Tamar Lewin of the New York Times reported yesterday that even though LSAT and GPAs have increased amongst blacks and Mexicans, and even though law schools added about 3,000 seats for first-year students, “both the percentage and the number of black and Mexican-American law students declined” during 1993-2008. The claim is based on a recently released study from Columbia Law School.
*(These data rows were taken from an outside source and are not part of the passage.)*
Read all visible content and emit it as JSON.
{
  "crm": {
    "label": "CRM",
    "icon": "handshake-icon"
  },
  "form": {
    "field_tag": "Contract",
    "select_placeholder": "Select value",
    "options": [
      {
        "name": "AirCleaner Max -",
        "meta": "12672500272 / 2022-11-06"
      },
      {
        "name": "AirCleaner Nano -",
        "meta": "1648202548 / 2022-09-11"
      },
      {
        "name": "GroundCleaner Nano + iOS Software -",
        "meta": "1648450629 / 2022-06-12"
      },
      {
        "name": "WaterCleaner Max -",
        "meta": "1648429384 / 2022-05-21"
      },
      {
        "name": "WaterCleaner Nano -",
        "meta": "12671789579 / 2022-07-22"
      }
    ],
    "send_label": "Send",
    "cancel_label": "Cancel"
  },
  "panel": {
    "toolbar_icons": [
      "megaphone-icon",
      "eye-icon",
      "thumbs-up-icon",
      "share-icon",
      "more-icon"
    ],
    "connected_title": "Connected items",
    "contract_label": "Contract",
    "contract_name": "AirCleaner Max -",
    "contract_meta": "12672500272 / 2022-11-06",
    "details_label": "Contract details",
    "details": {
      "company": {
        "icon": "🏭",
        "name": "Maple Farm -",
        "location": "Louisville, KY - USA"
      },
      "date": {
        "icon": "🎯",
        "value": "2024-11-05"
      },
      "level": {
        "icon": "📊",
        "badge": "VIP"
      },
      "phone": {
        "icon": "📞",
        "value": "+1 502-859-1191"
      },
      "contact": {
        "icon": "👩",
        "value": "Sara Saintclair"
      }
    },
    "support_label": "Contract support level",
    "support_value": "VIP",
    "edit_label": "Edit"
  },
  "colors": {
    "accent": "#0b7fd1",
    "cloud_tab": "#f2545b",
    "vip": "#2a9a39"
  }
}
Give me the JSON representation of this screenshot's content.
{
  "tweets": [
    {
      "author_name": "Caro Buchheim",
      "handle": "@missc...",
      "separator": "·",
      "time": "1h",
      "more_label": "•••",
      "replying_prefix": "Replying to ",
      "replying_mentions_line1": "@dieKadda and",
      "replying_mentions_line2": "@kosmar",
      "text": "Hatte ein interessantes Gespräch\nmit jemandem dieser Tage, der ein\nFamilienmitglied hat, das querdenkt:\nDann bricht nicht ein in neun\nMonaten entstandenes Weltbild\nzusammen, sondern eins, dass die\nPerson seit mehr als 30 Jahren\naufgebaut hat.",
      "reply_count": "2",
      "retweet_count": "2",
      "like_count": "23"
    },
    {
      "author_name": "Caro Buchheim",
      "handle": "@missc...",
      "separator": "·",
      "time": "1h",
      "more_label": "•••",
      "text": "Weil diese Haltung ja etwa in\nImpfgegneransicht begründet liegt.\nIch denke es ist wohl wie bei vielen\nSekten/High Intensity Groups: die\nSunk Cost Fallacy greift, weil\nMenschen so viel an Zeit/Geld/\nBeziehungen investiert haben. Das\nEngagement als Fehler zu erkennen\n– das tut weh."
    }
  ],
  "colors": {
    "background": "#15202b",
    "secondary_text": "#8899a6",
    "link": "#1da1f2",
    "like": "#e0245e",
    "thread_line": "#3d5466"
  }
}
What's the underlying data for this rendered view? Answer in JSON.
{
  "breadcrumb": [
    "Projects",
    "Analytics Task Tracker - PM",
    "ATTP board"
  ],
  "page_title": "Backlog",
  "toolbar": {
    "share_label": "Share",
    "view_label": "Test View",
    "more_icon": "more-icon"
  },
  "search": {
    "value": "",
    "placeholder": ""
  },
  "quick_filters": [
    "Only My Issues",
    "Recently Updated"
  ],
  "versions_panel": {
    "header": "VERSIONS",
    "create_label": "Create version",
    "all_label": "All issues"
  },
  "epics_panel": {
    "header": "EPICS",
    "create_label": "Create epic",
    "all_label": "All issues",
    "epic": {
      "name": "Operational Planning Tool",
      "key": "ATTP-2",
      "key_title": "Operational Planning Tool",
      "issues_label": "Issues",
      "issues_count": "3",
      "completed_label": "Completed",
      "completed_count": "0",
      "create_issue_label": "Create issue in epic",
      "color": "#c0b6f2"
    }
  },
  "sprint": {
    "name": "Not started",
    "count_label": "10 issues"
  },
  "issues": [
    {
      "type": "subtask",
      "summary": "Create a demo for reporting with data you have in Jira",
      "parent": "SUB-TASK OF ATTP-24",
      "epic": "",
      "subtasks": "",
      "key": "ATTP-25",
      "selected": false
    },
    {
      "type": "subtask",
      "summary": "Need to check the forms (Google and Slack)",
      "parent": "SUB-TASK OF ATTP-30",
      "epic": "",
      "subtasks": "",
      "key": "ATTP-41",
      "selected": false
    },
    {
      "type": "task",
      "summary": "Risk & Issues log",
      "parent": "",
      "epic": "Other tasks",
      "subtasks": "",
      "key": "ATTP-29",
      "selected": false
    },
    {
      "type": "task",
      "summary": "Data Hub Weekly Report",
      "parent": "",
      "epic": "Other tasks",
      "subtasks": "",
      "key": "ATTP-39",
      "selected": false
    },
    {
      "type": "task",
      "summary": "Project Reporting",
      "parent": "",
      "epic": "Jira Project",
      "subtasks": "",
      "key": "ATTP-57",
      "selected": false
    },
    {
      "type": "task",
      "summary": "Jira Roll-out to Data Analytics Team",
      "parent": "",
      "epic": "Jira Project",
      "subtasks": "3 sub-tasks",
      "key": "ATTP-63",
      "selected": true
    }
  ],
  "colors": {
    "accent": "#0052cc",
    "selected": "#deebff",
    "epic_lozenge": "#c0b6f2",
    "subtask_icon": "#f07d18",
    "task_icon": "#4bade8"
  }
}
“The Columbia study found that among the 46,500 law school matriculants in the fall of 2008, there were 3,392 African-Americans, or 7.3 percent, and 673 Mexican-Americans, or 1.4 percent. Among the 43,520 matriculants in 1993, there were 3,432 African-Americans, or 7.9 percent, and 710 Mexican-Americans, or 1.6 percent. The study, whose findings are detailed at the Web site A Disturbing Trend in Law School Diversity, relied on the admission council’s minority categories, which track Mexican-Americans separately from Puerto Ricans and Hispanic/Latino students.”
Read the full article here.